Why Does Heel Drop Matter?
The heel drop of your running shoes can affect the way you run. It shifts your gait, placing pressure on different parts of your lower body. A shoe with a lower drop promotes a midfoot and forefoot strike, while a higher drop shoe encourages a rearfoot strike. As a result, the lower drop shoe places additional stress on the ankle and lower leg. A higher drop shoe shifts the stress to the knees and hips.
Here's a closer look at how heel drop can change the way you run.
- Cadence: A lower drop can shorten step length to improve cadence. A higher drop slows footswitch.
- Flexion: Low drop shoes allow for more ankle flexion. High drop shoes allow for more knee flexion.
- Running form: Runners have to shift to a midfoot or forefoot strike when wearing shoes with a low heel drop. A higher drop shoe signals the runner to shorten their stride.
- Injury: Runners with knee pain may prefer wearing low-drop shoes. Runners with tight Achilles tenders may feel more comfortable in high heel drop shoes.
If you're new to running, heel drop may be less important than other shoe features. You're still learning about your natural gait and how your body feels during a run. Look for a shoe that feels comfortable and supports your foot.
What Type of Heel Drop Is Best?
Heel drop is a matter of personal preference for most runners. What works for one may not be the best choice for another. The goal is to find a shoe that feels comfortable, fits your foot, and provides the support you need to complete your running sessions.
The most common heel drop is 10 mm, which falls under the category of high-drop shoes. These shoes have heel drops ranging from 9 mm to 14 mm. The GEL-NIMBUS™ , GEL-KAYANO™ , and GEL-CUMULUS™ shoes by ASICS are high drop shoes with a heel drop of 10 mm.
Mid-drop shoes have a heel drop between 5 mm and 8 mm, but shoes on the lower end of this range can still have minimalistic qualities. ASICS offers several running shoes within this category, including the METASPEED™ (5 mm), GEL-NOOSA TRI™ 13 GS (7 mm), and GT-1000™ (8 mm) running shoes.
The low-drop category includes shoes with a heel drop between 1 mm and 4 mm. These minimalist shoes provide a balance between a barefoot running experience and support for the foot. If you're not quite ready for a zero-drop shoe or have tried it and didn't like it, low-drop shoes may be your answer.
Zero-drop shoes simulate barefoot running. Many shoes in this category have little to no cushioning so that the foot stays as flat as possible. The ASICS METARIDE™ is a zero drop shoe that features cushioning designed to support the foot and absorb shock during running sessions.
Calculating Heel Drop
You won't be able to identify a shoe's drop just by looking at it. The amount of cushioning between the shoe and the ground isn't the same as heel drop.

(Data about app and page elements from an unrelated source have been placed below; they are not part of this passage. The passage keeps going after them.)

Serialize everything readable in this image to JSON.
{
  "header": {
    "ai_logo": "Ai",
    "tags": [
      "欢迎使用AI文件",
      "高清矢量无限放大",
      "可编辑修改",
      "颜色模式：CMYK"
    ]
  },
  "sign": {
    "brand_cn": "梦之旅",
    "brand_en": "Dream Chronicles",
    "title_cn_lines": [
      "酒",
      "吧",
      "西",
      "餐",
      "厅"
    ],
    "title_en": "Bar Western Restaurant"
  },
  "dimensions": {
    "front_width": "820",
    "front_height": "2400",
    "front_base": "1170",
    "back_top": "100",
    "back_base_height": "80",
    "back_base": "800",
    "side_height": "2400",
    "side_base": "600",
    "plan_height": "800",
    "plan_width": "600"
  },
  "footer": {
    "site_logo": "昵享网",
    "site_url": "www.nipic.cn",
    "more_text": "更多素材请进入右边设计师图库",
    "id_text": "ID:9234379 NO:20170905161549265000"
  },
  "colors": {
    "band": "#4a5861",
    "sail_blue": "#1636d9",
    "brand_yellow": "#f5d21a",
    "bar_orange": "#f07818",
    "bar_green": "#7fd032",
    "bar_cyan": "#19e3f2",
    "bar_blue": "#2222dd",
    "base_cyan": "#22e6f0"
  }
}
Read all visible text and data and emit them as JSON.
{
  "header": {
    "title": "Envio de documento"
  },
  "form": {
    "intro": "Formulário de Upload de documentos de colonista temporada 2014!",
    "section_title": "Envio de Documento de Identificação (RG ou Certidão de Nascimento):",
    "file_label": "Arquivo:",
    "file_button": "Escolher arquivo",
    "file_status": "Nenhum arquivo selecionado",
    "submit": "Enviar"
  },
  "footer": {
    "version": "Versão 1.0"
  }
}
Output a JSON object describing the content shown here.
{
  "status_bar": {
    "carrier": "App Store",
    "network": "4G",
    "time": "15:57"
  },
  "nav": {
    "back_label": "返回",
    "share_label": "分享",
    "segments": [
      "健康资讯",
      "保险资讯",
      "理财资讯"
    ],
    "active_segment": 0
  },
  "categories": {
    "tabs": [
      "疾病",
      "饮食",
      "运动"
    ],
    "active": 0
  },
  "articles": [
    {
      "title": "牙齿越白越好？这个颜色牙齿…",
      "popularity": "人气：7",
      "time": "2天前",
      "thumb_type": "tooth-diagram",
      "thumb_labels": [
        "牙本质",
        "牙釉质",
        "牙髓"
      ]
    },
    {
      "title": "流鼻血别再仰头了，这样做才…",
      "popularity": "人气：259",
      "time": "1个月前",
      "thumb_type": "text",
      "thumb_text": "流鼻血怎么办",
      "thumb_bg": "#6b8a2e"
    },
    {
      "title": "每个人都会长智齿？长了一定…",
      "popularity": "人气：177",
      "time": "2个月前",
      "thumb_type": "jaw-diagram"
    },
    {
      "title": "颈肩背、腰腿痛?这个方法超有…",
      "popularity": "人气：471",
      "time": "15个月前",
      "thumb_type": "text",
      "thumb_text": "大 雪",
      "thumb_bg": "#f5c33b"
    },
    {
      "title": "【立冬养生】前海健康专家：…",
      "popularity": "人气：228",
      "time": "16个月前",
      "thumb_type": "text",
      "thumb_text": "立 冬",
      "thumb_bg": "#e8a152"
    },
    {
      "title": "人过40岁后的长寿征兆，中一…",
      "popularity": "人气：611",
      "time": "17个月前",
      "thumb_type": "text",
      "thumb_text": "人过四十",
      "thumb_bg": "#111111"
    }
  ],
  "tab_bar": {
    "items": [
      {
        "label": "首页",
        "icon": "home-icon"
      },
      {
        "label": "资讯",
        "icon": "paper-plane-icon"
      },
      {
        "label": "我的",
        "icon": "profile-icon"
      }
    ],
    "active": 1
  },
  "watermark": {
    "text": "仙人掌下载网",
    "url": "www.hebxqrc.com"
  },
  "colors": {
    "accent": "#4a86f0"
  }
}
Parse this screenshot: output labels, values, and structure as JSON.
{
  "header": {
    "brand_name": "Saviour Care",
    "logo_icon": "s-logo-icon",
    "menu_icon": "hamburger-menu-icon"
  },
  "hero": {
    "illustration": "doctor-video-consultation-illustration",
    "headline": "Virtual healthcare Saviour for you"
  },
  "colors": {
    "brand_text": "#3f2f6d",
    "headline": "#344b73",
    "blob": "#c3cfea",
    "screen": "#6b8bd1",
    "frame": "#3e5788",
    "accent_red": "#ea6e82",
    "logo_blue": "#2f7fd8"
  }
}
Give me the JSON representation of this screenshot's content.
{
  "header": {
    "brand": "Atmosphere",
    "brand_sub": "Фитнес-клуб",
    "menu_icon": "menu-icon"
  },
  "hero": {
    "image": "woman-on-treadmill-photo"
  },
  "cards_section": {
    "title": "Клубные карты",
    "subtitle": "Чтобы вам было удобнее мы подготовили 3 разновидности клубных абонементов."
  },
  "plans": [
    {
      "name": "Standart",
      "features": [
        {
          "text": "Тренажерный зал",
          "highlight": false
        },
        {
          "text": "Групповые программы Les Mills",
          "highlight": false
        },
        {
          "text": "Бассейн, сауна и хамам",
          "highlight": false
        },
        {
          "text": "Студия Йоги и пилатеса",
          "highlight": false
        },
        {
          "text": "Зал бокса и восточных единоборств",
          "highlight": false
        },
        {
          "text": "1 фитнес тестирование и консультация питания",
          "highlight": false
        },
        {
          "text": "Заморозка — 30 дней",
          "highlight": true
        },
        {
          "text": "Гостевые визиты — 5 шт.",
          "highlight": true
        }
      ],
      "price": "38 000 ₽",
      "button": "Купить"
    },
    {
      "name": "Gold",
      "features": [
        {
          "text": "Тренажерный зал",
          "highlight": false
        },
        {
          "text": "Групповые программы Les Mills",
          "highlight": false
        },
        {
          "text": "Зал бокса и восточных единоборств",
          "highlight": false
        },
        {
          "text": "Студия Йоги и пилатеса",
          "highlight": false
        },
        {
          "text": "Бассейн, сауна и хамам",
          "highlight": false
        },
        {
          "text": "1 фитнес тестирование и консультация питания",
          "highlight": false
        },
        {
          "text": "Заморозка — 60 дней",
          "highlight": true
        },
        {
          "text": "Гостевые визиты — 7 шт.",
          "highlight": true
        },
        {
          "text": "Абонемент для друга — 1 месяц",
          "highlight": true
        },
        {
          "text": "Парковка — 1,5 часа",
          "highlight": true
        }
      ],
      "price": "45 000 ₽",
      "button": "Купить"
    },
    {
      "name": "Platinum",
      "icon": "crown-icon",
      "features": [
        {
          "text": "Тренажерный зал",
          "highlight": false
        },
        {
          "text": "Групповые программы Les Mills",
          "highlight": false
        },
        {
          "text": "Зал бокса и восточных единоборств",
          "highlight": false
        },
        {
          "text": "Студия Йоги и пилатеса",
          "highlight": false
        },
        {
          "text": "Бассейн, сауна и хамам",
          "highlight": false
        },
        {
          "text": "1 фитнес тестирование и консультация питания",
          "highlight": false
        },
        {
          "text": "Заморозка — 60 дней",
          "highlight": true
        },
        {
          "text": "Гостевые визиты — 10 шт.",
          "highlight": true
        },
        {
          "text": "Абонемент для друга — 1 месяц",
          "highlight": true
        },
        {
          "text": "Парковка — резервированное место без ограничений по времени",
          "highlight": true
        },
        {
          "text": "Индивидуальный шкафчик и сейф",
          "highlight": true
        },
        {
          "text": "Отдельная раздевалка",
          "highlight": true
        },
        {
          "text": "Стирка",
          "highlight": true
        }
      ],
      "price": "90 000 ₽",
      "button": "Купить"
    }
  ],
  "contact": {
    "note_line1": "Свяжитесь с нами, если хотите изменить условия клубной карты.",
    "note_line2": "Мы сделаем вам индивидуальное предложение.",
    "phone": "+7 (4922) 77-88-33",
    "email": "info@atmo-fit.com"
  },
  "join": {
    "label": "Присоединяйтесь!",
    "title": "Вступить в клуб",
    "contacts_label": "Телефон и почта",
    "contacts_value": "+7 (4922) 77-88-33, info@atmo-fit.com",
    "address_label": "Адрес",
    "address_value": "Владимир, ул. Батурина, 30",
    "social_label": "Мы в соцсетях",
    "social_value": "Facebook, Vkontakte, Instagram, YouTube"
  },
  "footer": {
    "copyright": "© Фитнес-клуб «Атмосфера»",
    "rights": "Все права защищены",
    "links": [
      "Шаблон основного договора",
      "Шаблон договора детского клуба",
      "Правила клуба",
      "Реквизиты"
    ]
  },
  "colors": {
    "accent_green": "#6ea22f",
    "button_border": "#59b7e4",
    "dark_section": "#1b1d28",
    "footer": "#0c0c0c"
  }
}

Most manufacturers and suppliers include heel drop in their product descriptions, so you can easily find this information on their websites. If you can't find a shoe's heel drop listed anywhere, you can calculate it on your own.
To do this, you need a digital caliper like the ones used in woodworking, carpentry, and metal fabrication. Follow these steps.
1. Open the caliper and pinch the shoe's sole. Make sure the caliper on the outside of the shoe is on the bottom of the shoe and not inside a groove.
2. Write down the measurement.
3. Repeat on the front of the shoe. To reach inside the shoe, slide one side of the caliper through the side of the shoe's tongue until it touches the inner sole.
4. Subtract the forefoot measurement from the rear measurement to determine the heel drop.
If you choose to calculate heel drop on your own, keep in mind that your measurement is taken from an unloaded shoe. The manufacturer takes into account compression from the weight of a human body when measuring heel drop.
Finding the Right Running Shoe for You
There's nothing quite like the feeling of slipping on a pair of just-right-for-you-shoes and hitting the road. Heel drop may be a factor to consider when choosing a new shoe, but it's not the only one. If you like the shoes you're currently using, there's no need to switch. When you do want to switch it up and try a shoe with a different drop, take it slowly and give your body a chance to adjust.